(Full Length, 1960s American Historical)
It’s 1966. The Beatles have taken over the airways, Star Trek is in its first season on NBC, and 389,000 American troops are stationed in Vietnam.
A war is going on Argus, Illinois as well, between sixteen-year-old Billy Ray Fleener and his father. While his father dreams of Billy Ray joining the family business, Billy Ray dreams of moving to California, becoming a surfer, and getting into Margie Heinrich’s pants—not necessarily in that order. Instead, he gets a summer laying pipe and the dubious distinction of town hero after saving Purdy Boy, the mayor’s wife’s dachshund.
When his beloved uncle and role model Mitch is killed in combat, Billy Ray feels like he must leave Argus or be stuck there forever. With little more than the clothes on his back, he hops a bus for Helena, Arkansas to visit Mitch’s grave. Along the way he meets up with a cast of characters as varied and polarized as America itself, from a marine captain home on leave to a band of hippies bound for Graceland. Each teaches him something about love, loyalty, and the true meaning of freedom, but what Billy Ray really learns is that everyone has the power to define who they are. He may have left Argus a boy, but he returns a man.
When I began reading this story, I wasn't sure what to expect. Would I be bored reading just another YA book about a teen-aged boy?
I quickly discovered this wasn't "just another book". Yes it was a book about a teen-aged boy, but it was so much more than that. The writer skillfully places the reader into the head of his protagonist and I became immediately invested in Billy Ray and worried about the direction his life would take. As the story progressed and, as he learns about life and begins to mature, I really got hooked.
The story began in the late 60's and follows him for a couple of years.
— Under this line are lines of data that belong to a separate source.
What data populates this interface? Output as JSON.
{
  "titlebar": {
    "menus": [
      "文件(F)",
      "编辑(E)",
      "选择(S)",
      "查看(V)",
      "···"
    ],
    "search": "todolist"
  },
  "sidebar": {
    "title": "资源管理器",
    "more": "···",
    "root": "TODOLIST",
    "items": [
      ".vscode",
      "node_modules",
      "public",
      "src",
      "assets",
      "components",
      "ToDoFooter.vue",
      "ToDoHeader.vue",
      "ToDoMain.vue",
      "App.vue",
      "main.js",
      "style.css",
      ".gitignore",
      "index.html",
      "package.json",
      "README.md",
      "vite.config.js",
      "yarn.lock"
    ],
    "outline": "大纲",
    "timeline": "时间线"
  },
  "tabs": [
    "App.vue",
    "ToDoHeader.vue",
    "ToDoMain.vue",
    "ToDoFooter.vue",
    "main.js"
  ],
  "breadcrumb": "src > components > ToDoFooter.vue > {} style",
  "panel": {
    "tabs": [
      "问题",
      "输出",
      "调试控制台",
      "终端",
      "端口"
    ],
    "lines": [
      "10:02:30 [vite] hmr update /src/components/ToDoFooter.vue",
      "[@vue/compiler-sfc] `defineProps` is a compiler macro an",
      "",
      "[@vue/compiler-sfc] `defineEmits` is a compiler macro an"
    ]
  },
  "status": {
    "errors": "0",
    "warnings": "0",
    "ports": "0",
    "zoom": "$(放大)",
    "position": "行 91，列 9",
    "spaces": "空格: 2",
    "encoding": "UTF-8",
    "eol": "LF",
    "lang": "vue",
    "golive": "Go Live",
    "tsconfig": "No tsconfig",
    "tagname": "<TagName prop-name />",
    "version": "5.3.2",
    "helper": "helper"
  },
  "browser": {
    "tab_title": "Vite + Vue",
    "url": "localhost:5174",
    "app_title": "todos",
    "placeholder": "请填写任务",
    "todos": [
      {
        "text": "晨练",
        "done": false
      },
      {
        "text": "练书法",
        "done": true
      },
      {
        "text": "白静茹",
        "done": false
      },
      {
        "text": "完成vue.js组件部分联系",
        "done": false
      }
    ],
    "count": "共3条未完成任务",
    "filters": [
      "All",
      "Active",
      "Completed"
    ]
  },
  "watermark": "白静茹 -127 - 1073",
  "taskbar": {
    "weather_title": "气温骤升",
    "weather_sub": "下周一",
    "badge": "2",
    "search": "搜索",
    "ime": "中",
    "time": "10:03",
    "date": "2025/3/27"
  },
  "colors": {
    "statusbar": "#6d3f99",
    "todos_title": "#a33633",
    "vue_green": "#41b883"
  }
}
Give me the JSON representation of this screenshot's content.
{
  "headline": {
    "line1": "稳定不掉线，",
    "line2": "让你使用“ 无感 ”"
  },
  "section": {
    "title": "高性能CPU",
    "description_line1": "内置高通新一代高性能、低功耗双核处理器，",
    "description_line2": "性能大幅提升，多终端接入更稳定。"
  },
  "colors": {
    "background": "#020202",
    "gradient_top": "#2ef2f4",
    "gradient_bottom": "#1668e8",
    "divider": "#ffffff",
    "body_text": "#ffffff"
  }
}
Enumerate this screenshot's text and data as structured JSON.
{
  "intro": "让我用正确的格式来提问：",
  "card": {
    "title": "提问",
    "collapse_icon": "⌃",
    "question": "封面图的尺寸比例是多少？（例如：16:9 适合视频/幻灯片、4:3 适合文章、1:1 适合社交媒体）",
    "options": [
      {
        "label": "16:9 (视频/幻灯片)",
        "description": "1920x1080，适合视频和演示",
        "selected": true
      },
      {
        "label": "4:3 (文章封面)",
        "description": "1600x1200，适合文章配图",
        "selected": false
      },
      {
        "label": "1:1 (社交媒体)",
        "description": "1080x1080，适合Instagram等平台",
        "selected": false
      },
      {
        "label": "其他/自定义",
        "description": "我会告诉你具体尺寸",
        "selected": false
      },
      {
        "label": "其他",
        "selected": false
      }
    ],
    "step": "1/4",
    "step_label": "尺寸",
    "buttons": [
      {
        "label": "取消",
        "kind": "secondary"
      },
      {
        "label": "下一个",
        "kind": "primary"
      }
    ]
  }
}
At the start, he's pretty typical: all he wants from life is to date Margie, the most popular girl in school, and to go to California and become a surfer. I don't want to go into any more detail about the story itself because l don't want to spoil this story for anyone.
I want you all to know that this is a wonderful story of a young man's growth and maturity. I really loved him, and the story. I recommend this book for anyone looking for a realistic and tender story of a young man during a difficult period in our country. I challenge you to read this and not come away at least a little affected by what he went through and the choices he made.
4.5 / 5 Flowers - This was a very good book! I'd recommend it to my friends.